I could go on about how the bumper sticker is analogous to my friends and spouse who yell at me when I forget to recycle, but at this point my footnote kvetching and moaning is in danger of becoming longer than the post to which it is attached.** And it's not too unreasonable to assume that nature knows what it's doing when it makes pilot fish smaller than sharks.
**The very first time I found myself on the other side of the table job-interviewise I confronted a candidate whose Ph.D thesis on the phenomenology of walking was written entirely in footnotes. Get it? Har. Har. Har. Har. Walking! Feet! Footnotes!
The phenomenology of walking guy didn't get the job. I don't remember his name and I can't find the dissertation in google. At the time I thought the whole conceit was the height of foolishness, and now I'm terrified that it was a work of genius on the level of Nabakov's similarly structured, albeit not punny, Pale Fire.
Fifteen years ago I'd read neither Nabakov nor phenomenology. What the hell could I have possibly known?
The same round of interviews involved another guy with a dissertation on virtue ethics who, in response to my question, laughingly admitted he'd never read MacIntyre's After Virtue. That day he won the David Lodge Humiliation game olympics but not the job. He cornered me at the "smoker" that night and made all sorts of self-deprecatory remarks about his interview in that way that basically sympathetic people who unintentionally fish for compliments do. I already knew he wasn't going to get a callback but couldn't say anything. Goddammit. Poor kid.
***Not quite the same kind. Proper names for events are more likely to be confused with names for events of that type. One can imagine a weird thing where people go on ski trips to get baptized by immersion. This would be along the lines of Birthright Israel, but instead to Sugar Mountain North Carolina.

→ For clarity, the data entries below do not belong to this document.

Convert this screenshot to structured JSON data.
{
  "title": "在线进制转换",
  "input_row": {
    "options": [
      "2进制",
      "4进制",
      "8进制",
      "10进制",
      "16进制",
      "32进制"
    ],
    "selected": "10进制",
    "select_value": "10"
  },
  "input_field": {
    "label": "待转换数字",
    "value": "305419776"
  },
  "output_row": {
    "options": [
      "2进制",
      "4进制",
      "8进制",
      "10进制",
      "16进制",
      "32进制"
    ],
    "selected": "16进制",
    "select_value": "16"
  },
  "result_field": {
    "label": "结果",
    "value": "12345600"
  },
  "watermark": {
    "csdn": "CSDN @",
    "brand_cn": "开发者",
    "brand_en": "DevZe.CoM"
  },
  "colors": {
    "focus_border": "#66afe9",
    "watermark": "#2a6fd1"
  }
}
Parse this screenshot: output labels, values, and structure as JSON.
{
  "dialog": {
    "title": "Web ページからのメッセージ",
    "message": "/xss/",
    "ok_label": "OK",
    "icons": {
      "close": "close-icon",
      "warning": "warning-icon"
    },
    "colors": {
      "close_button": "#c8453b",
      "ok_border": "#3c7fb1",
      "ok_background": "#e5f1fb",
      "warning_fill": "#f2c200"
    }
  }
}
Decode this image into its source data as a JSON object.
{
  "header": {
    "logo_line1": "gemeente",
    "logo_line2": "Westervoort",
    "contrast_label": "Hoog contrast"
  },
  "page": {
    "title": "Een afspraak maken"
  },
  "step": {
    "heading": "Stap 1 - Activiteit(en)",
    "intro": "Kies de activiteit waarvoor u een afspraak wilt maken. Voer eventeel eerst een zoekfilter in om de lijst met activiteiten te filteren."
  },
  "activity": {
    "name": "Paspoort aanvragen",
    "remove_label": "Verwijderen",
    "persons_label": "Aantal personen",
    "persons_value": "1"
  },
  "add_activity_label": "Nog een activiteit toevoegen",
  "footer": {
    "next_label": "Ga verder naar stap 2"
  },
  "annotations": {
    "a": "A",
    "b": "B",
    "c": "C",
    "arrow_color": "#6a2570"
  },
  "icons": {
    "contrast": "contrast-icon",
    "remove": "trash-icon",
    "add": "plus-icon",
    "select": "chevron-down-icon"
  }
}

How old were you for your baptism ski trip?
Forty six! Can you believe it? I used to drink two bottles of wine a night, praise Jesus!
Life is inspiration.]